Catalina Pet Hospital
When deciding whether to worry about your cat's diarrhea, there are several things to consider since diarrhea has many potential causes. Cat owners are often familiar with cats having diarrhea after a sudden food change or eating something they should not. Some causes of diarrhea are contagious to other animals, as well as humans. Causes can include:
- medication side effect
- virus, bacteria, fungus, or parasite infection
- food allergy/intolerance
- ingestion of toxins or plants
- inflammatory bowel disease
- disease of the kidneys, liver, or pancreas
- metabolic diseases like hyperthyroidism
- certain cancers
Specific patterns of vomiting, correlated with other symptoms, can help your veterinarian determine which diseases are more likely. This includes:
- How old is the cat?
- Does the cat go outside?
- How long has the diarrhea been going on?
- How often is the cat having diarrhea each day?
- What is the consistency of the diarrhea?
- What color is the diarrhea?
- Is there blood or mucus in the diarrhea?
- Is the cat straining to defecate?
- How is the cat's appetite?
- What kind of food does the cat eat?
- Is the cat lethargic or hiding?
- Is the cat also vomiting?
- Has the cat lost weight?
- Is the cat dehydrated?

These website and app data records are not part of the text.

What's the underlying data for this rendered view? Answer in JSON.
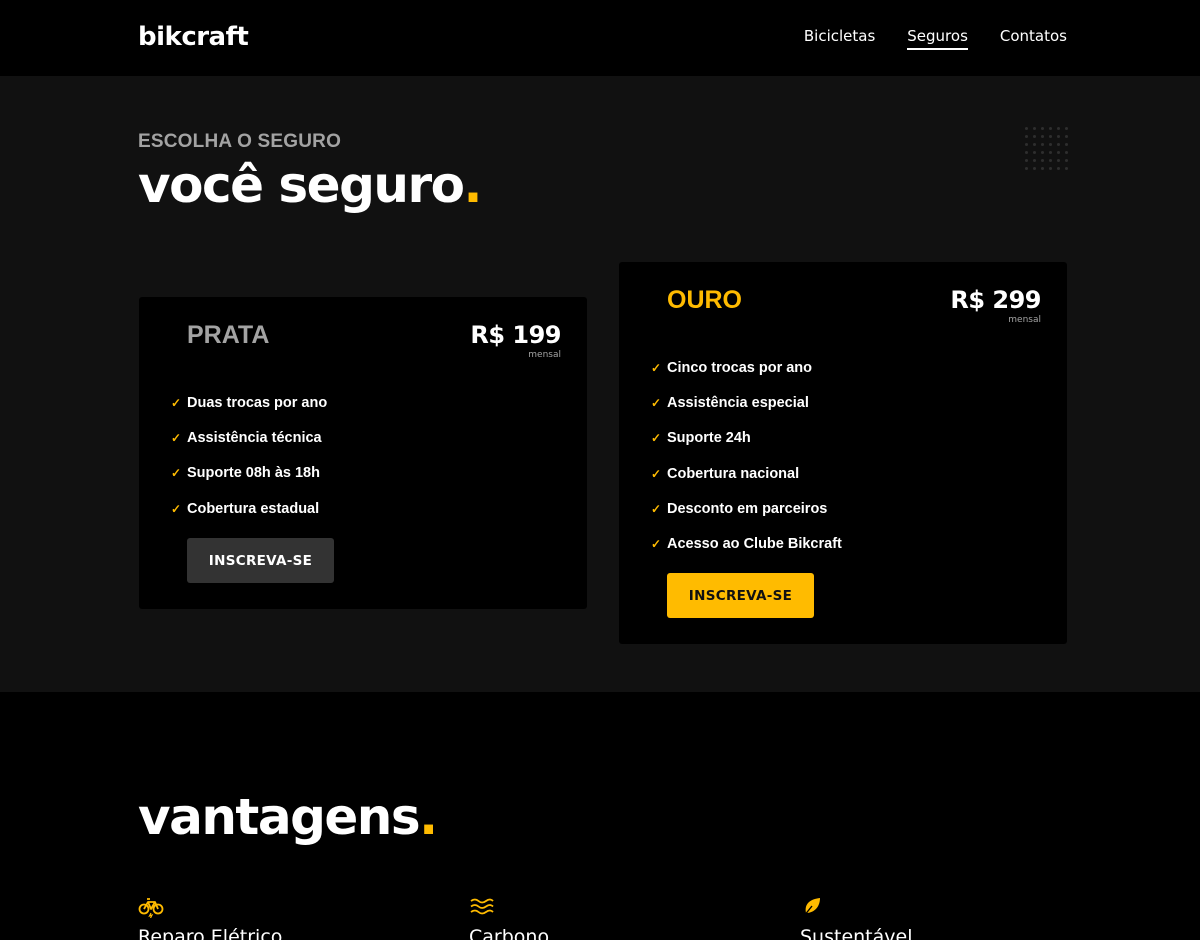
{
  "header": {
    "logo": "bikcraft",
    "nav": [
      "Bicicletas",
      "Seguros",
      "Contatos"
    ]
  },
  "seguros": {
    "subtitle": "ESCOLHA O SEGURO",
    "title": "você seguro",
    "title_dot": ".",
    "plans": [
      {
        "name": "PRATA",
        "price": "R$ 199",
        "period": "mensal",
        "features": [
          "Duas trocas por ano",
          "Assistência técnica",
          "Suporte 08h às 18h",
          "Cobertura estadual"
        ],
        "button": "INSCREVA-SE"
      },
      {
        "name": "OURO",
        "price": "R$ 299",
        "period": "mensal",
        "features": [
          "Cinco trocas por ano",
          "Assistência especial",
          "Suporte 24h",
          "Cobertura nacional",
          "Desconto em parceiros",
          "Acesso ao Clube Bikcraft"
        ],
        "button": "INSCREVA-SE"
      }
    ]
  },
  "vantagens": {
    "title": "vantagens",
    "title_dot": ".",
    "items": [
      {
        "icon": "electric-bike-icon",
        "label": "Reparo Elétrico"
      },
      {
        "icon": "waves-icon",
        "label": "Carbono"
      },
      {
        "icon": "leaf-icon",
        "label": "Sustentável"
      }
    ]
  },
  "colors": {
    "accent": "#ffbb00",
    "muted": "#a3a3a3",
    "section_bg": "#111111",
    "card_bg": "#000000"
  }
}
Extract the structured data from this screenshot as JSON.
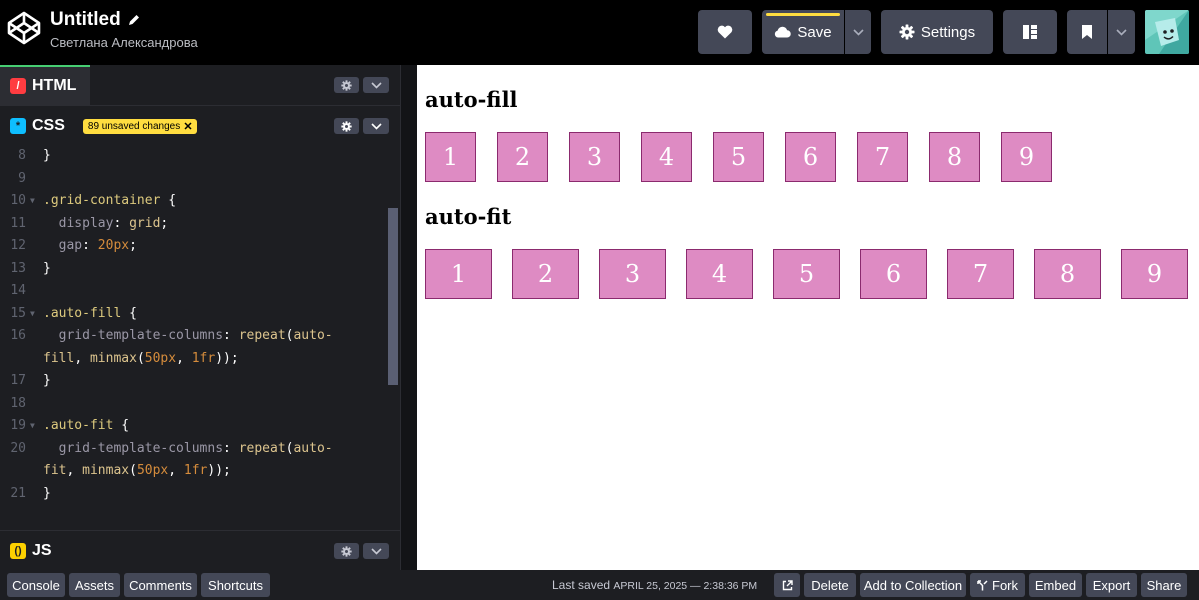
{
  "header": {
    "title": "Untitled",
    "author": "Светлана Александрова",
    "save_label": "Save",
    "settings_label": "Settings"
  },
  "panels": {
    "html": {
      "label": "HTML"
    },
    "css": {
      "label": "CSS",
      "unsaved_badge": "89 unsaved changes"
    },
    "js": {
      "label": "JS"
    }
  },
  "code_lines": [
    {
      "n": "8",
      "fold": false,
      "parts": [
        [
          "t",
          "}"
        ]
      ]
    },
    {
      "n": "9",
      "fold": false,
      "parts": []
    },
    {
      "n": "10",
      "fold": true,
      "parts": [
        [
          "sel",
          ".grid-container"
        ],
        [
          "t",
          " {"
        ]
      ]
    },
    {
      "n": "11",
      "fold": false,
      "parts": [
        [
          "t",
          "  "
        ],
        [
          "prop",
          "display"
        ],
        [
          "t",
          ": "
        ],
        [
          "val",
          "grid"
        ],
        [
          "t",
          ";"
        ]
      ]
    },
    {
      "n": "12",
      "fold": false,
      "parts": [
        [
          "t",
          "  "
        ],
        [
          "prop",
          "gap"
        ],
        [
          "t",
          ": "
        ],
        [
          "num",
          "20px"
        ],
        [
          "t",
          ";"
        ]
      ]
    },
    {
      "n": "13",
      "fold": false,
      "parts": [
        [
          "t",
          "}"
        ]
      ]
    },
    {
      "n": "14",
      "fold": false,
      "parts": []
    },
    {
      "n": "15",
      "fold": true,
      "parts": [
        [
          "sel",
          ".auto-fill"
        ],
        [
          "t",
          " {"
        ]
      ]
    },
    {
      "n": "16",
      "fold": false,
      "parts": [
        [
          "t",
          "  "
        ],
        [
          "prop",
          "grid-template-columns"
        ],
        [
          "t",
          ": "
        ],
        [
          "fn",
          "repeat"
        ],
        [
          "t",
          "("
        ],
        [
          "val",
          "auto-"
        ]
      ]
    },
    {
      "n": "",
      "fold": false,
      "parts": [
        [
          "val",
          "fill"
        ],
        [
          "t",
          ", "
        ],
        [
          "fn",
          "minmax"
        ],
        [
          "t",
          "("
        ],
        [
          "num",
          "50px"
        ],
        [
          "t",
          ", "
        ],
        [
          "num",
          "1fr"
        ],
        [
          "t",
          "));"
        ]
      ]
    },
    {
      "n": "17",
      "fold": false,
      "parts": [
        [
          "t",
          "}"
        ]
      ]
    },
    {
      "n": "18",
      "fold": false,
      "parts": []
    },
    {
      "n": "19",
      "fold": true,
      "parts": [
        [
          "sel",
          ".auto-fit"
        ],
        [
          "t",
          " {"
        ]
      ]
    },
    {
      "n": "20",
      "fold": false,
      "parts": [
        [
          "t",
          "  "
        ],
        [
          "prop",
          "grid-template-columns"
        ],
        [
          "t",
          ": "
        ],
        [
          "fn",
          "repeat"
        ],
        [
          "t",
          "("
        ],
        [
          "val",
          "auto-"
        ]
      ]
    },
    {
      "n": "",
      "fold": false,
      "parts": [
        [
          "val",
          "fit"
        ],
        [
          "t",
          ", "
        ],
        [
          "fn",
          "minmax"
        ],
        [
          "t",
          "("
        ],
        [
          "num",
          "50px"
        ],
        [
          "t",
          ", "
        ],
        [
          "num",
          "1fr"
        ],
        [
          "t",
          "));"
        ]
      ]
    },
    {
      "n": "21",
      "fold": false,
      "parts": [
        [
          "t",
          "}"
        ]
      ]
    }
  ],
  "preview": {
    "auto_fill_heading": "auto-fill",
    "auto_fit_heading": "auto-fit",
    "auto_fill_items": [
      "1",
      "2",
      "3",
      "4",
      "5",
      "6",
      "7",
      "8",
      "9"
    ],
    "auto_fit_items": [
      "1",
      "2",
      "3",
      "4",
      "5",
      "6",
      "7",
      "8",
      "9"
    ]
  },
  "footer": {
    "buttons_left": [
      "Console",
      "Assets",
      "Comments",
      "Shortcuts"
    ],
    "last_saved_label": "Last saved",
    "last_saved_time": "APRIL 25, 2025 — 2:38:36 PM",
    "delete_label": "Delete",
    "add_collection_label": "Add to Collection",
    "fork_label": "Fork",
    "embed_label": "Embed",
    "export_label": "Export",
    "share_label": "Share"
  },
  "colors": {
    "accent_yellow": "#ffdd40",
    "cell_bg": "#de8bc3",
    "cell_border": "#8b2a6e"
  }
}
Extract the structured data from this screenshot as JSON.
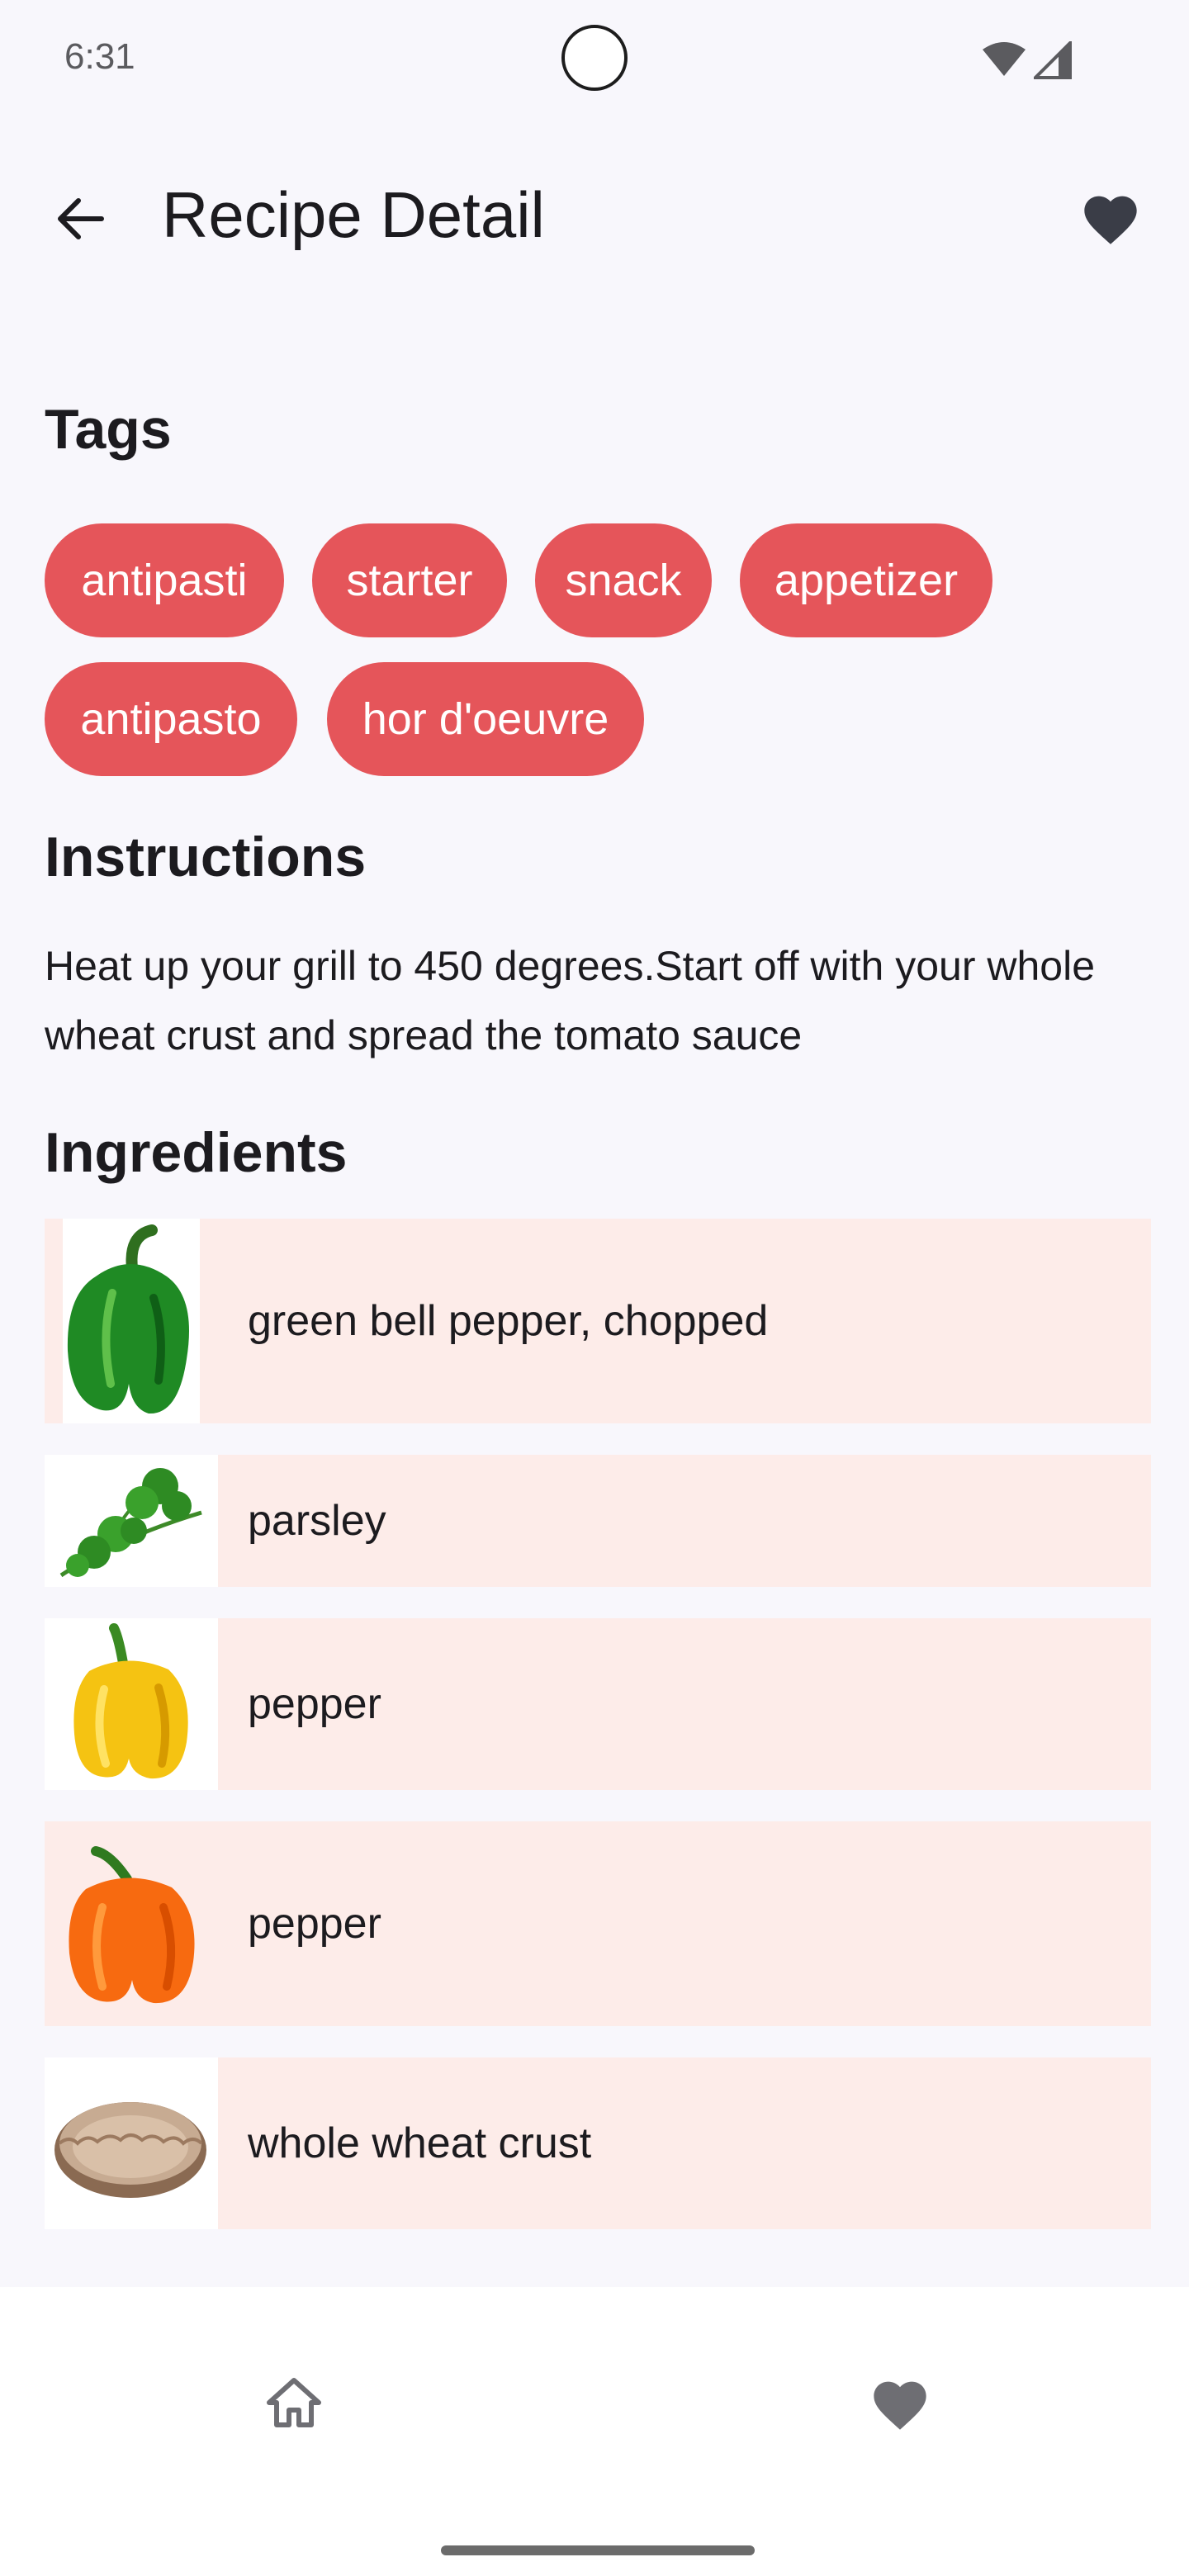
{
  "status_bar": {
    "time": "6:31",
    "icons": [
      "wifi-icon",
      "signal-icon"
    ]
  },
  "app_bar": {
    "title": "Recipe Detail",
    "back_icon": "arrow-back-icon",
    "favorite_icon": "heart-icon"
  },
  "tags": {
    "heading": "Tags",
    "items": [
      "antipasti",
      "starter",
      "snack",
      "appetizer",
      "antipasto",
      "hor d'oeuvre"
    ]
  },
  "instructions": {
    "heading": "Instructions",
    "text": "Heat up your grill to 450 degrees.Start off with your whole wheat crust and spread the tomato sauce"
  },
  "ingredients": {
    "heading": "Ingredients",
    "items": [
      {
        "name": "green bell pepper, chopped",
        "image": "green-bell-pepper"
      },
      {
        "name": "parsley",
        "image": "parsley"
      },
      {
        "name": "pepper",
        "image": "yellow-pepper"
      },
      {
        "name": "pepper",
        "image": "orange-pepper"
      },
      {
        "name": "whole wheat crust",
        "image": "pie-crust"
      }
    ]
  },
  "bottom_nav": {
    "items": [
      {
        "icon": "home-icon"
      },
      {
        "icon": "heart-icon"
      }
    ]
  },
  "colors": {
    "background": "#f8f7fc",
    "chip": "#e5555a",
    "ingredient_row": "#fdece9",
    "icon_dark": "#3a3d47"
  }
}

Now, how do you decide whether you should go to your veterinarian? Any cat who is having frequent diarrhea for more than 2 days, has blood or worms in their diarrhea, has black tarry diarrhea, is lethargic or hiding, was witnessed eating something inappropriate, is also vomiting, or has stopped eating, should be seen right away by your veterinarian. Other causes for concern are if your cat has diarrhea once weekly or more frequently, has lost weight, has a decreased or increased appetite, or increased thirst or urination. Additional worries include anal irritation or back end hygiene issues in older, long hair, or overweight cats. Make sure to take a fresh sample of the diarrhea to your cat's appointment.